Below this task are records; return each one exactly and omit its images.

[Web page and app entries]
● ● ● ●

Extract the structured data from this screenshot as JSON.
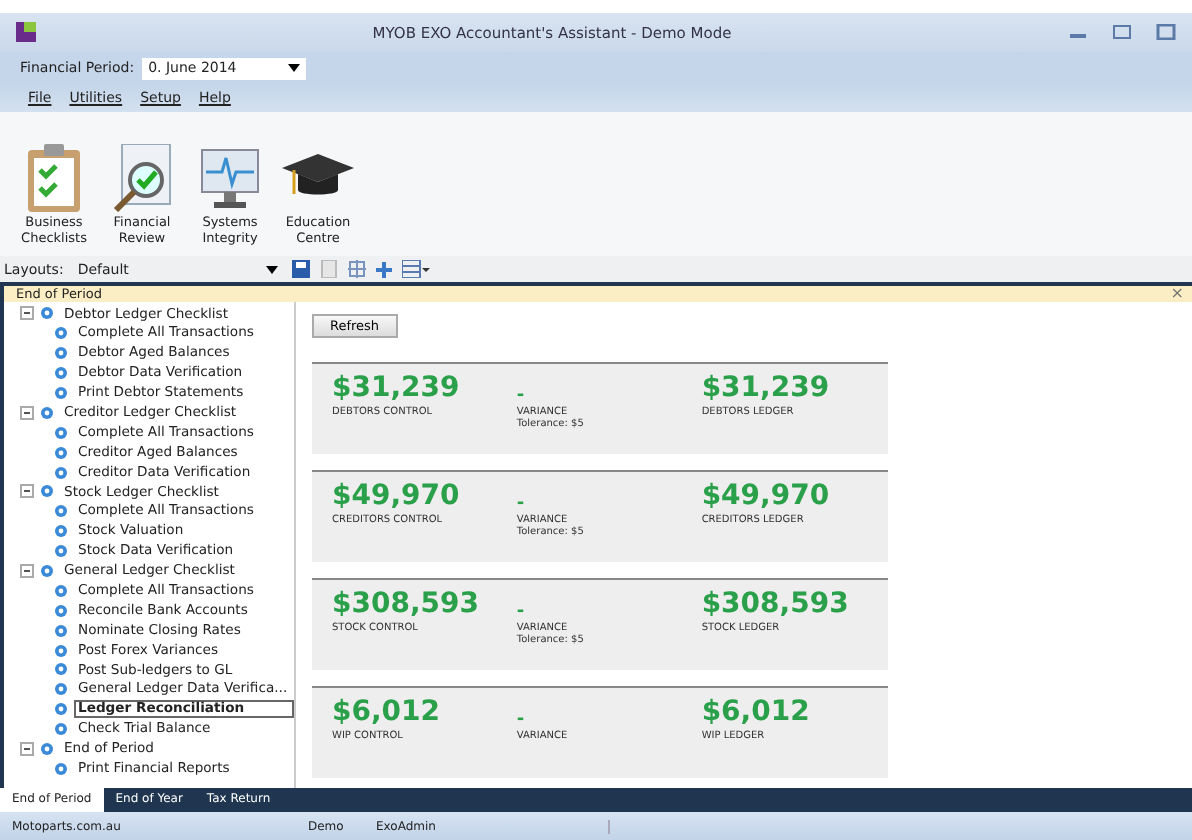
{
  "window": {
    "title": "MYOB EXO Accountant's Assistant - Demo Mode"
  },
  "period": {
    "label": "Financial Period:",
    "value": "0. June 2014"
  },
  "menu": [
    "File",
    "Utilities",
    "Setup",
    "Help"
  ],
  "ribbon": [
    {
      "kind": "checklist",
      "label": "Business Checklists"
    },
    {
      "kind": "review",
      "label": "Financial Review"
    },
    {
      "kind": "monitor",
      "label": "Systems Integrity"
    },
    {
      "kind": "cap",
      "label": "Education Centre"
    }
  ],
  "layouts": {
    "label": "Layouts:",
    "value": "Default"
  },
  "panel": {
    "title": "End of Period",
    "close": "×"
  },
  "tree": [
    {
      "label": "Debtor Ledger Checklist",
      "expanded": true,
      "children": [
        {
          "label": "Complete All Transactions",
          "selected": false
        },
        {
          "label": "Debtor Aged Balances",
          "selected": false
        },
        {
          "label": "Debtor Data Verification",
          "selected": false
        },
        {
          "label": "Print Debtor Statements",
          "selected": false
        }
      ]
    },
    {
      "label": "Creditor Ledger Checklist",
      "expanded": true,
      "children": [
        {
          "label": "Complete All Transactions",
          "selected": false
        },
        {
          "label": "Creditor Aged Balances",
          "selected": false
        },
        {
          "label": "Creditor Data Verification",
          "selected": false
        }
      ]
    },
    {
      "label": "Stock Ledger Checklist",
      "expanded": true,
      "children": [
        {
          "label": "Complete All Transactions",
          "selected": false
        },
        {
          "label": "Stock Valuation",
          "selected": false
        },
        {
          "label": "Stock Data Verification",
          "selected": false
        }
      ]
    },
    {
      "label": "General Ledger Checklist",
      "expanded": true,
      "children": [
        {
          "label": "Complete All Transactions",
          "selected": false
        },
        {
          "label": "Reconcile Bank Accounts",
          "selected": false
        },
        {
          "label": "Nominate Closing Rates",
          "selected": false
        },
        {
          "label": "Post Forex Variances",
          "selected": false
        },
        {
          "label": "Post Sub-ledgers to GL",
          "selected": false
        },
        {
          "label": "General Ledger Data Verifica...",
          "selected": false
        },
        {
          "label": "Ledger Reconciliation",
          "selected": true
        },
        {
          "label": "Check Trial Balance",
          "selected": false
        }
      ]
    },
    {
      "label": "End of Period",
      "expanded": true,
      "children": [
        {
          "label": "Print Financial Reports",
          "selected": false
        }
      ]
    }
  ],
  "refresh": "Refresh",
  "cards": [
    {
      "left_amount": "$31,239",
      "left_label": "DEBTORS CONTROL",
      "variance": "-",
      "variance_label": "VARIANCE",
      "tolerance": "Tolerance: $5",
      "right_amount": "$31,239",
      "right_label": "DEBTORS LEDGER"
    },
    {
      "left_amount": "$49,970",
      "left_label": "CREDITORS CONTROL",
      "variance": "-",
      "variance_label": "VARIANCE",
      "tolerance": "Tolerance: $5",
      "right_amount": "$49,970",
      "right_label": "CREDITORS LEDGER"
    },
    {
      "left_amount": "$308,593",
      "left_label": "STOCK CONTROL",
      "variance": "-",
      "variance_label": "VARIANCE",
      "tolerance": "Tolerance: $5",
      "right_amount": "$308,593",
      "right_label": "STOCK LEDGER"
    },
    {
      "left_amount": "$6,012",
      "left_label": "WIP CONTROL",
      "variance": "-",
      "variance_label": "VARIANCE",
      "right_amount": "$6,012",
      "right_label": "WIP LEDGER"
    }
  ],
  "tabs": [
    {
      "label": "End of Period",
      "selected": true
    },
    {
      "label": "End of Year",
      "selected": false
    },
    {
      "label": "Tax Return",
      "selected": false
    }
  ],
  "status_bar": [
    "Motoparts.com.au",
    "Demo",
    "ExoAdmin"
  ]
}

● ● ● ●

### EXERCISE OUTPUT
Extract the structured data from this screenshot as JSON.
{
  "window": {
    "title": "MYOB EXO Accountant's Assistant - Demo Mode"
  },
  "period": {
    "label": "Financial Period:",
    "value": "0. June 2014"
  },
  "menu": [
    "File",
    "Utilities",
    "Setup",
    "Help"
  ],
  "ribbon": [
    {
      "kind": "checklist",
      "label": "Business Checklists"
    },
    {
      "kind": "review",
      "label": "Financial Review"
    },
    {
      "kind": "monitor",
      "label": "Systems Integrity"
    },
    {
      "kind": "cap",
      "label": "Education Centre"
    }
  ],
  "layouts": {
    "label": "Layouts:",
    "value": "Default"
  },
  "panel": {
    "title": "End of Period",
    "close": "×"
  },
  "tree": [
    {
      "label": "Debtor Ledger Checklist",
      "expanded": true,
      "children": [
        {
          "label": "Complete All Transactions",
          "selected": false
        },
        {
          "label": "Debtor Aged Balances",
          "selected": false
        },
        {
          "label": "Debtor Data Verification",
          "selected": false
        },
        {
          "label": "Print Debtor Statements",
          "selected": false
        }
      ]
    },
    {
      "label": "Creditor Ledger Checklist",
      "expanded": true,
      "children": [
        {
          "label": "Complete All Transactions",
          "selected": false
        },
        {
          "label": "Creditor Aged Balances",
          "selected": false
        },
        {
          "label": "Creditor Data Verification",
          "selected": false
        }
      ]
    },
    {
      "label": "Stock Ledger Checklist",
      "expanded": true,
      "children": [
        {
          "label": "Complete All Transactions",
          "selected": false
        },
        {
          "label": "Stock Valuation",
          "selected": false
        },
        {
          "label": "Stock Data Verification",
          "selected": false
        }
      ]
    },
    {
      "label": "General Ledger Checklist",
      "expanded": true,
      "children": [
        {
          "label": "Complete All Transactions",
          "selected": false
        },
        {
          "label": "Reconcile Bank Accounts",
          "selected": false
        },
        {
          "label": "Nominate Closing Rates",
          "selected": false
        },
        {
          "label": "Post Forex Variances",
          "selected": false
        },
        {
          "label": "Post Sub-ledgers to GL",
          "selected": false
        },
        {
          "label": "General Ledger Data Verifica...",
          "selected": false
        },
        {
          "label": "Ledger Reconciliation",
          "selected": true
        },
        {
          "label": "Check Trial Balance",
          "selected": false
        }
      ]
    },
    {
      "label": "End of Period",
      "expanded": true,
      "children": [
        {
          "label": "Print Financial Reports",
          "selected": false
        }
      ]
    }
  ],
  "refresh": "Refresh",
  "cards": [
    {
      "left_amount": "$31,239",
      "left_label": "DEBTORS CONTROL",
      "variance": "-",
      "variance_label": "VARIANCE",
      "tolerance": "Tolerance: $5",
      "right_amount": "$31,239",
      "right_label": "DEBTORS LEDGER"
    },
    {
      "left_amount": "$49,970",
      "left_label": "CREDITORS CONTROL",
      "variance": "-",
      "variance_label": "VARIANCE",
      "tolerance": "Tolerance: $5",
      "right_amount": "$49,970",
      "right_label": "CREDITORS LEDGER"
    },
    {
      "left_amount": "$308,593",
      "left_label": "STOCK CONTROL",
      "variance": "-",
      "variance_label": "VARIANCE",
      "tolerance": "Tolerance: $5",
      "right_amount": "$308,593",
      "right_label": "STOCK LEDGER"
    },
    {
      "left_amount": "$6,012",
      "left_label": "WIP CONTROL",
      "variance": "-",
      "variance_label": "VARIANCE",
      "right_amount": "$6,012",
      "right_label": "WIP LEDGER"
    }
  ],
  "tabs": [
    {
      "label": "End of Period",
      "selected": true
    },
    {
      "label": "End of Year",
      "selected": false
    },
    {
      "label": "Tax Return",
      "selected": false
    }
  ],
  "status_bar": [
    "Motoparts.com.au",
    "Demo",
    "ExoAdmin"
  ]
}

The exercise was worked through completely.